» **Data for this exercise**:
******************************

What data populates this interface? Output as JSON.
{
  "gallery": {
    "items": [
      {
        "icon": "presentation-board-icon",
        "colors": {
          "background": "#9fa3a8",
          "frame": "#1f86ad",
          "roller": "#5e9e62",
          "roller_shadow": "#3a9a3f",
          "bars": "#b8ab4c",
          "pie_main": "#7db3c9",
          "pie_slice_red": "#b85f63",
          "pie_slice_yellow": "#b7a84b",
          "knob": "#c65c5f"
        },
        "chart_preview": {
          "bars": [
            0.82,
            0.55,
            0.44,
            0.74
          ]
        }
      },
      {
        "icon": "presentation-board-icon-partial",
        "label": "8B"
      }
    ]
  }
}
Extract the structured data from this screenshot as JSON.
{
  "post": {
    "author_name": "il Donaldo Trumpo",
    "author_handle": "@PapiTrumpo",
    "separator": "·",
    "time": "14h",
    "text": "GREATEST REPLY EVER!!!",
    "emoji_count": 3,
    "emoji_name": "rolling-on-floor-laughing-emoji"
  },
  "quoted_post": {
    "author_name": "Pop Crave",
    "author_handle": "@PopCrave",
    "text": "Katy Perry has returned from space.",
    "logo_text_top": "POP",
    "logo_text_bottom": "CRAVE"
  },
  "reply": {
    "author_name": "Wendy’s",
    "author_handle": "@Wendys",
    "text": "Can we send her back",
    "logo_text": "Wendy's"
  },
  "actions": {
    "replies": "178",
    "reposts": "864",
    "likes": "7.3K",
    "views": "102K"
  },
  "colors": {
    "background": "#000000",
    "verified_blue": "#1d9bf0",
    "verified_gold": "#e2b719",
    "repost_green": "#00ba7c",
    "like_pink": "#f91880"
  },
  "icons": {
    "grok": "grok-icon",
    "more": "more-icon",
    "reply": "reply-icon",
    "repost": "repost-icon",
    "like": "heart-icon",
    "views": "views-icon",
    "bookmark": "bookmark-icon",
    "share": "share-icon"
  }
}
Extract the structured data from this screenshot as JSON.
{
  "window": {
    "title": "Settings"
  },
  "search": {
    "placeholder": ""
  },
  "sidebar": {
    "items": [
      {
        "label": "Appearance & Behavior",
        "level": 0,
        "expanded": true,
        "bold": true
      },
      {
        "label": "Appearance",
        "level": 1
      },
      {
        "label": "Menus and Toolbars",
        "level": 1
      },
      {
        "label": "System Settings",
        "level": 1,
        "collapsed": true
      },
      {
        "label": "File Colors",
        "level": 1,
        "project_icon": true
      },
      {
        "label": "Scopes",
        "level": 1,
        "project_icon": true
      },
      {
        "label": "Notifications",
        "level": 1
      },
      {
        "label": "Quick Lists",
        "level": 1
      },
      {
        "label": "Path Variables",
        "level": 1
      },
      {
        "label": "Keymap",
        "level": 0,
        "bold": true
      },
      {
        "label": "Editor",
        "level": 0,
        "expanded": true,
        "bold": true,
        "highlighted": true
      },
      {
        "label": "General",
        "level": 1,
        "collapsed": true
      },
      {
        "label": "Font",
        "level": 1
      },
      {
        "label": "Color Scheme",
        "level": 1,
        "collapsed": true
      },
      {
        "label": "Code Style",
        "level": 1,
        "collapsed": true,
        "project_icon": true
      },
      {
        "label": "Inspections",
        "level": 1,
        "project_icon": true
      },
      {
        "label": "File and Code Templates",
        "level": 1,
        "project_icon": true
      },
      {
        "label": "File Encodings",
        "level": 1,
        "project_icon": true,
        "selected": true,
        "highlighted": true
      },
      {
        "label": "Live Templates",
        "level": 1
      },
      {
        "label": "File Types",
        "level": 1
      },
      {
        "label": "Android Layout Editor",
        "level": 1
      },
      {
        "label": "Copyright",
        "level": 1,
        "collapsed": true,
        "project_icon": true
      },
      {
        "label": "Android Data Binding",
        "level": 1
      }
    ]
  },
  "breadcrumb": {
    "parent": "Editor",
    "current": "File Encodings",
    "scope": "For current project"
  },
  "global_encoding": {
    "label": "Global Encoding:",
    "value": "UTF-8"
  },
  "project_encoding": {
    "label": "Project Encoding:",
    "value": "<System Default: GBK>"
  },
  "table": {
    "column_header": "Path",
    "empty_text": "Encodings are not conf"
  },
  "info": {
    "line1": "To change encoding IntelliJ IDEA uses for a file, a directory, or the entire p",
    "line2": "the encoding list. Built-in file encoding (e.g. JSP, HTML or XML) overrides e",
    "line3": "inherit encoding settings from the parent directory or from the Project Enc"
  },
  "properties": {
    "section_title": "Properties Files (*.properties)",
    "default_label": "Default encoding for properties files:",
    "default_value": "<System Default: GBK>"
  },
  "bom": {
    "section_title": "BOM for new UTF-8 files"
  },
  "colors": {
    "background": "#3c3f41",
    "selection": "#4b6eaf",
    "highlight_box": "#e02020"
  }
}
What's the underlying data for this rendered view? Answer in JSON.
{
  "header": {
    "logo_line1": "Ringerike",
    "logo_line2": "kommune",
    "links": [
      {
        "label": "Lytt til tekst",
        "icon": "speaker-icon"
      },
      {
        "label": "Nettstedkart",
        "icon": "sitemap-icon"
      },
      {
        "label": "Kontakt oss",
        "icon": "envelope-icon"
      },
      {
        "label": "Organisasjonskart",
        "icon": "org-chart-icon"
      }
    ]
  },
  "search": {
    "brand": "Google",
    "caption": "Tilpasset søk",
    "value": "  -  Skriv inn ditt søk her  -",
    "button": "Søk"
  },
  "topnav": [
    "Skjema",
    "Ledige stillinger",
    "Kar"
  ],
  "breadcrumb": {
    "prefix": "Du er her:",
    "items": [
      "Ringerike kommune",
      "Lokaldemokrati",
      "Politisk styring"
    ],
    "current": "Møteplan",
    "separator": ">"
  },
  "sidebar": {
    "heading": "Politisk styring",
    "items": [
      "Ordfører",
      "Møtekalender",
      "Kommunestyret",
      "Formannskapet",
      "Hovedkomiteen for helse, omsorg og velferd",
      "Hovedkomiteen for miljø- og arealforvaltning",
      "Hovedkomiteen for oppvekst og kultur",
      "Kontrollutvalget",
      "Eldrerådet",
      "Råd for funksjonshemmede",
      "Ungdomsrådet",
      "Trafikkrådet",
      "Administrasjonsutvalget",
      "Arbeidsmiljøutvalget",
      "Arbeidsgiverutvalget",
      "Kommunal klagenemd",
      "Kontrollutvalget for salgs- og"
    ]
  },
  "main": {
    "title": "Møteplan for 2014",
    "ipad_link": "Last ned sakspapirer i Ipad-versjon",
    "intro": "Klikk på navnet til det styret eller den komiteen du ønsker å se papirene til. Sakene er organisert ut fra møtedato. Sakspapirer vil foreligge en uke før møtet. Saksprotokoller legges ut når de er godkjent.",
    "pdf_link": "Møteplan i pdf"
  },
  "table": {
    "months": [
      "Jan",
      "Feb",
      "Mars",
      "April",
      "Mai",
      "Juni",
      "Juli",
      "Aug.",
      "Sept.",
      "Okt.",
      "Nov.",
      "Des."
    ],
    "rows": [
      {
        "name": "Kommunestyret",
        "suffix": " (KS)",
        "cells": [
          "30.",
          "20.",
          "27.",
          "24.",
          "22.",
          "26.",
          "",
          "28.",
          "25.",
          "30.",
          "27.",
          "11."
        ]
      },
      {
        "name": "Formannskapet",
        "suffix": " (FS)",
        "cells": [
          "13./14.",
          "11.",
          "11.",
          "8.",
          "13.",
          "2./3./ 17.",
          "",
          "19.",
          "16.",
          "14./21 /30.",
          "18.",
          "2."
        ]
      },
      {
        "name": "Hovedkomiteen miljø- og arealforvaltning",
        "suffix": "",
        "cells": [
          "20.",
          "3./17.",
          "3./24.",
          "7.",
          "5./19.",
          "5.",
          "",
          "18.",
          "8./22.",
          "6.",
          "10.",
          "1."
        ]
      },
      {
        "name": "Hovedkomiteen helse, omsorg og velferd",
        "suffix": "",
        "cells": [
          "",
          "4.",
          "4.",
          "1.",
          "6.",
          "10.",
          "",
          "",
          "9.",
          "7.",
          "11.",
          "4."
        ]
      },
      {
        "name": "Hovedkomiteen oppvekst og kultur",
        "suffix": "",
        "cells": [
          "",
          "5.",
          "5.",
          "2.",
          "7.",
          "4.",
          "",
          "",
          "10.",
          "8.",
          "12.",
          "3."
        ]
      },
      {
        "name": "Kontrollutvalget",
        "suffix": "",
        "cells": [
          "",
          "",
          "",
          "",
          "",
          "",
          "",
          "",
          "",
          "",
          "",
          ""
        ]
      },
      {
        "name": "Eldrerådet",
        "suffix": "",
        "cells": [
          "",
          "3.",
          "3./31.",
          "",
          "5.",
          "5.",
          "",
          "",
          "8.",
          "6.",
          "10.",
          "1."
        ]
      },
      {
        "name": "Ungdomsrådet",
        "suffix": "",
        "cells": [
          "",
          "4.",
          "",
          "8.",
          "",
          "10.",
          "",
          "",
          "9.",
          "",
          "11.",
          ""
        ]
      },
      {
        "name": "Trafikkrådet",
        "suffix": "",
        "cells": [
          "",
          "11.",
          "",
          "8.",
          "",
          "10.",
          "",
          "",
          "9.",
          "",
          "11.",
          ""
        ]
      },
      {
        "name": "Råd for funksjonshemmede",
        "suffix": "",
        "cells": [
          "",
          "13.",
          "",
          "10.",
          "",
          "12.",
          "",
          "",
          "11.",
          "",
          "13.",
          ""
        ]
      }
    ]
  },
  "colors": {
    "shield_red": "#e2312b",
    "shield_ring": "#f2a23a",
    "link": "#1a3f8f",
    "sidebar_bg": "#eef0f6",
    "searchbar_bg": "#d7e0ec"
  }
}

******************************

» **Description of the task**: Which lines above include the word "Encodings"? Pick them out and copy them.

» **Task answer**:
        "label": "File Encodings",
    "current": "File Encodings",
    "empty_text": "Encodings are not conf"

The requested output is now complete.